(d)          The truth that Jesus had the serpent in subjection
The resurrection of the Messiah, returning from Hades, and appearing in a fashion that demonstrated the future, eternal character of the resurrection bodies of the saints, indicated how complete His victory over Satan was.   Never before had the Devil, who had the power of death, (Heb.2:14) lost one from the tomb.   There were those that had been raised from the dead before, but they always returned to the grave.  But this time it is different.  The new body is incorruptible, immortal, glorious, and spiritual. (1 Cor.15:43,44,53) It is not subject to natural laws - it can pass through walls - travel at the speed of thought - and clothe itself. In fact, although flesh and bone, it has the Spirit as its engine, not the flesh.  ‘Walking in the Spirit’ is a true description of the activity of the resurrection body. The Messiah “abolished death”. (2 Tim.1:10)   Such was His mighty victory over Satan.
(e)           The truth that Jesus can forgive sins.
He exercised this prerogative of deity when He included them in the ministry of salvation, “If you forgive the sins of any, their sins have been forgiven them; if you retain the sins of any, they have been retained.” (John 20:23 NASB) While He does not abdicate His divine position as the forgiver of sins, He allows the Apostolic band to be associated with Him in this vital ministry. The main purpose in this delegated authority is to lay the ground rules for the dispensing of spiritual blessing in the new entity, the Church.
More Next Time

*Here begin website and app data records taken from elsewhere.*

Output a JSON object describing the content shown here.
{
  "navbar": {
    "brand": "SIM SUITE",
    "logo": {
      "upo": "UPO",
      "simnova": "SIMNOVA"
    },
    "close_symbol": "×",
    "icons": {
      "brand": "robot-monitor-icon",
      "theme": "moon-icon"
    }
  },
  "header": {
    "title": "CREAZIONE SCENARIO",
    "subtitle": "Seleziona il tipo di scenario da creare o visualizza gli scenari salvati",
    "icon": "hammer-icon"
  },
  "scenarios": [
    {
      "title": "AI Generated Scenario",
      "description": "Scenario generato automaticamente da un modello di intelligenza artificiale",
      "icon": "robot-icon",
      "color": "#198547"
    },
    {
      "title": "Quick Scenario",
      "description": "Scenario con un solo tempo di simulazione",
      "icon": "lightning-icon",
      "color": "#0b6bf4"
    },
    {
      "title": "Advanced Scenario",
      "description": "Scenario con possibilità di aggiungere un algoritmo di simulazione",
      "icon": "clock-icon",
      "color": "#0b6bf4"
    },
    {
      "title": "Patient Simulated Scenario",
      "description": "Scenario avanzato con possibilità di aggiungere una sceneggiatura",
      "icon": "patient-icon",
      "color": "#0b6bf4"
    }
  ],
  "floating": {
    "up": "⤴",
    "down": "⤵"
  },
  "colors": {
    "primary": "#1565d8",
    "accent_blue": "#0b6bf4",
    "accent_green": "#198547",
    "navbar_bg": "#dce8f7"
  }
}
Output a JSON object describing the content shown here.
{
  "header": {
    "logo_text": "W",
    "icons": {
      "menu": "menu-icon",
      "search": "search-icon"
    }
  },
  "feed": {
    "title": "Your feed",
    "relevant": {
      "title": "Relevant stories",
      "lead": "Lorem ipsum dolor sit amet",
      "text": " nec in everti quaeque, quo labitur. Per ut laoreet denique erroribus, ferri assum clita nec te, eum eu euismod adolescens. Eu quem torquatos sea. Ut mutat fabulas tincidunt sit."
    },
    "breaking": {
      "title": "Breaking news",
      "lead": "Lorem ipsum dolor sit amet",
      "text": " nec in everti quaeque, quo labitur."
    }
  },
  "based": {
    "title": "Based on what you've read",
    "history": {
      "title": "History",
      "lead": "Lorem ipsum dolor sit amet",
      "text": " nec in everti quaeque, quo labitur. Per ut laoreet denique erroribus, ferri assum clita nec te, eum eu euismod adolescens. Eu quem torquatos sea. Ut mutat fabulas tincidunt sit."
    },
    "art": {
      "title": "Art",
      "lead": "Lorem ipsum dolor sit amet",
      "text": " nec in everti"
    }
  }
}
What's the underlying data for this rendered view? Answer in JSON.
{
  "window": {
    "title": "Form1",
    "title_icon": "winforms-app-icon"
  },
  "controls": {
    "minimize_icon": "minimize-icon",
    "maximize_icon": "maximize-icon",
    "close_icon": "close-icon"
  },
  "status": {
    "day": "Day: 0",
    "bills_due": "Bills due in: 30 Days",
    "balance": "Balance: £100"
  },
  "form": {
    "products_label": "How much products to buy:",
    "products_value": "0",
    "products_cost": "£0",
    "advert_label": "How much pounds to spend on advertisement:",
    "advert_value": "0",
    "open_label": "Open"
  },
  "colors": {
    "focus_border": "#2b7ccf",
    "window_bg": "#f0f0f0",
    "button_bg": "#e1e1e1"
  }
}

[1]John 20.17
[2] John 20.19
[3] Phil.4.7
[4] John 20.22
[5] John 20.22
[6] Jn 20:23
[7] John 1.3
[8] John 20.17
[9] Mark 16.19